Every day thousands of people are on BC roads driving for either work or personal necessity. Our driving skills are pushed to the limit when winter weather – fog, rain, snow and ice make roads more hazardous.
Winter conditions can be challenging for even the most experienced driver. A driver’s chances of being injured or killed in a crash dramatically increase during BC’s winter driving season, which runs from Oct. 1 to March 31.
The Hard Facts
Motor vehicle crashes increase during winter months:
- In BC, the average number of crashes in which someone is killed or injured due to driving too fast for the conditions more than doubles from fall to early winter – from 99 in September to 220 in December.1

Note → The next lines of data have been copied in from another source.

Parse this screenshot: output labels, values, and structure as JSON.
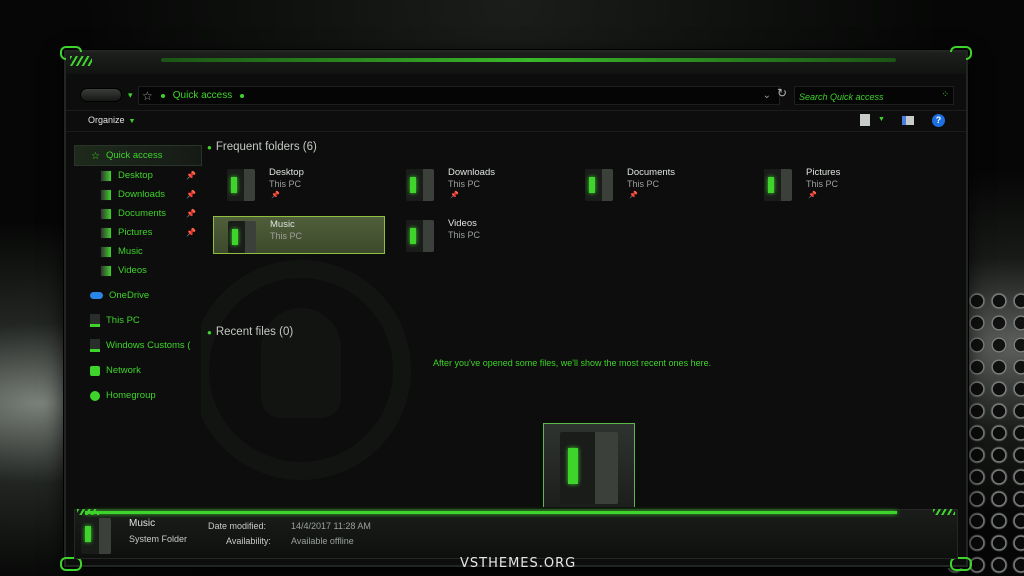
{
  "address_bar": {
    "location": "Quick access"
  },
  "search": {
    "placeholder": "Search Quick access"
  },
  "command_bar": {
    "organize_label": "Organize"
  },
  "nav_pane": {
    "quick_access": "Quick access",
    "pinned": [
      {
        "label": "Desktop",
        "pinned": true
      },
      {
        "label": "Downloads",
        "pinned": true
      },
      {
        "label": "Documents",
        "pinned": true
      },
      {
        "label": "Pictures",
        "pinned": true
      },
      {
        "label": "Music",
        "pinned": false
      },
      {
        "label": "Videos",
        "pinned": false
      }
    ],
    "onedrive": "OneDrive",
    "this_pc": "This PC",
    "windows_customs": "Windows Customs (",
    "network": "Network",
    "homegroup": "Homegroup"
  },
  "frequent": {
    "title": "Frequent folders (6)",
    "folders": [
      {
        "name": "Desktop",
        "location": "This PC"
      },
      {
        "name": "Downloads",
        "location": "This PC"
      },
      {
        "name": "Documents",
        "location": "This PC"
      },
      {
        "name": "Pictures",
        "location": "This PC"
      },
      {
        "name": "Music",
        "location": "This PC"
      },
      {
        "name": "Videos",
        "location": "This PC"
      }
    ]
  },
  "recent": {
    "title": "Recent files (0)",
    "empty_message": "After you've opened some files, we'll show the most recent ones here."
  },
  "details": {
    "name": "Music",
    "type": "System Folder",
    "date_label": "Date modified:",
    "date_value": "14/4/2017 11:28 AM",
    "avail_label": "Availability:",
    "avail_value": "Available offline"
  },
  "watermark": "VSTHEMES.ORG",
  "colors": {
    "accent": "#3fd42b",
    "background": "#0c0d0c"
  }
}
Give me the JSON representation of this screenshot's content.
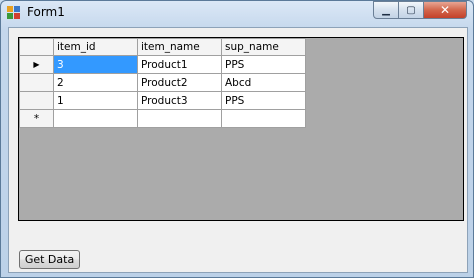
{
  "window": {
    "title": "Form1"
  },
  "grid": {
    "columns": [
      "item_id",
      "item_name",
      "sup_name"
    ],
    "rows": [
      {
        "marker": "▶",
        "cells": [
          "3",
          "Product1",
          "PPS"
        ]
      },
      {
        "marker": "",
        "cells": [
          "2",
          "Product2",
          "Abcd"
        ]
      },
      {
        "marker": "",
        "cells": [
          "1",
          "Product3",
          "PPS"
        ]
      },
      {
        "marker": "*",
        "cells": [
          "",
          "",
          ""
        ]
      }
    ]
  },
  "button": {
    "label": "Get Data"
  },
  "colors": {
    "selection": "#3399ff",
    "grid_background": "#ababab"
  }
}
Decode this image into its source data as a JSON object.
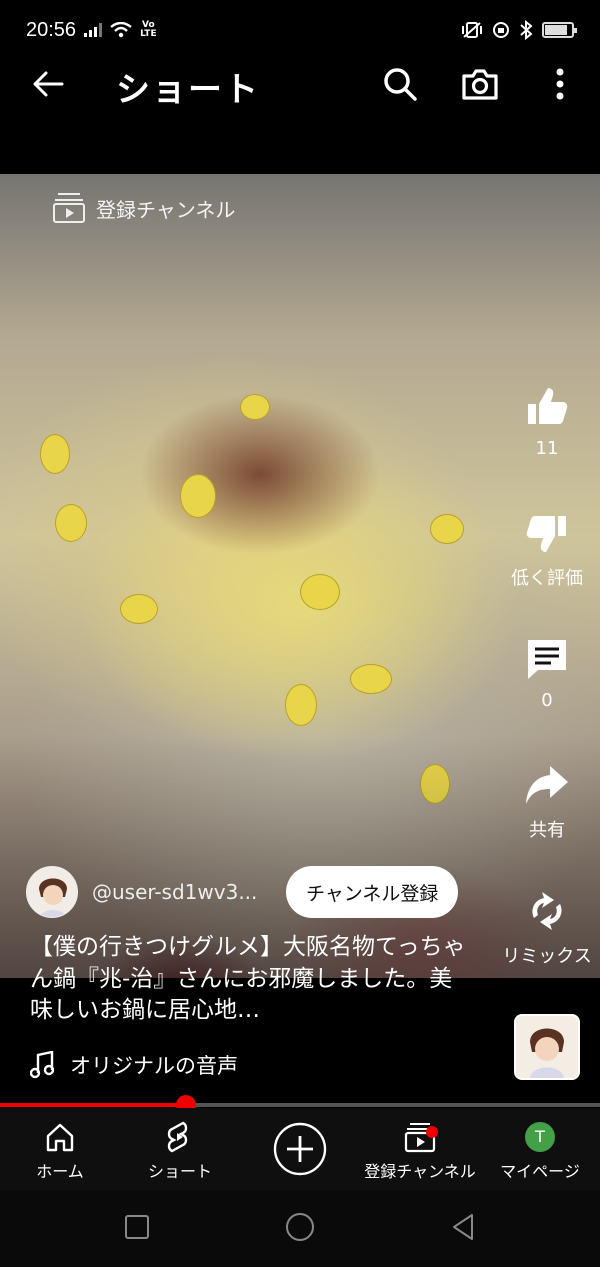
{
  "status": {
    "time": "20:56",
    "volte_top": "Vo",
    "volte_bottom": "LTE",
    "battery_level": 0.85
  },
  "topbar": {
    "title": "ショート",
    "back_icon": "arrow-left-icon",
    "search_icon": "search-icon",
    "camera_icon": "camera-icon",
    "menu_icon": "more-vertical-icon"
  },
  "video": {
    "subscriptions_link": "登録チャンネル"
  },
  "actions": {
    "like_count": "11",
    "dislike_label": "低く評価",
    "comment_count": "0",
    "share_label": "共有",
    "remix_label": "リミックス"
  },
  "channel": {
    "handle": "@user-sd1wv3...",
    "subscribe_label": "チャンネル登録"
  },
  "description": "【僕の行きつけグルメ】大阪名物てっちゃん鍋『兆-治』さんにお邪魔しました。美味しいお鍋に居心地…",
  "audio": {
    "label": "オリジナルの音声"
  },
  "progress": {
    "fraction": 0.31
  },
  "nav": {
    "items": [
      {
        "label": "ホーム",
        "icon": "home-icon"
      },
      {
        "label": "ショート",
        "icon": "shorts-icon"
      },
      {
        "label": "",
        "icon": "create-plus-icon"
      },
      {
        "label": "登録チャンネル",
        "icon": "subscriptions-icon"
      },
      {
        "label": "マイページ",
        "icon": "avatar-icon",
        "avatar_letter": "T"
      }
    ]
  },
  "colors": {
    "accent": "#ff0000",
    "background": "#000000",
    "avatar_green": "#43a047"
  }
}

- The winter months of November, December, and January are a particularly dangerous time for people who drive for work, with nearly 28 per cent of all work-related crashes resulting in injury and time loss occurring during these months.2
How Does Your Region Compare?
See how your region compares when it comes to the average number of casualty3 crashes for BC drivers due to driving too fast for road conditions in the early winter months.
- Lower Mainland – Casualty crashes increase 48 per cent from approximately 50 in September to 74 in December.
- Northern Central – Casualty crashes increase nearly fourfold from approximately 8 in September to 31 in December.
- Southern Interior – Casualty crashes increase nearly fourfold from approximately 22 in September to 79 in December.
- Vancouver Island – Casualty crashes nearly double from approximately 19 in September to 37 in December.
1 ICBC Police Reported Data, ‘Driving Too Fast for the Conditions’, 2015 – 2019 (September vs December)
2 WorkSafeBC Data 2015 – 2019
3 CASUALTY: Crash incident resulting in injury or fatality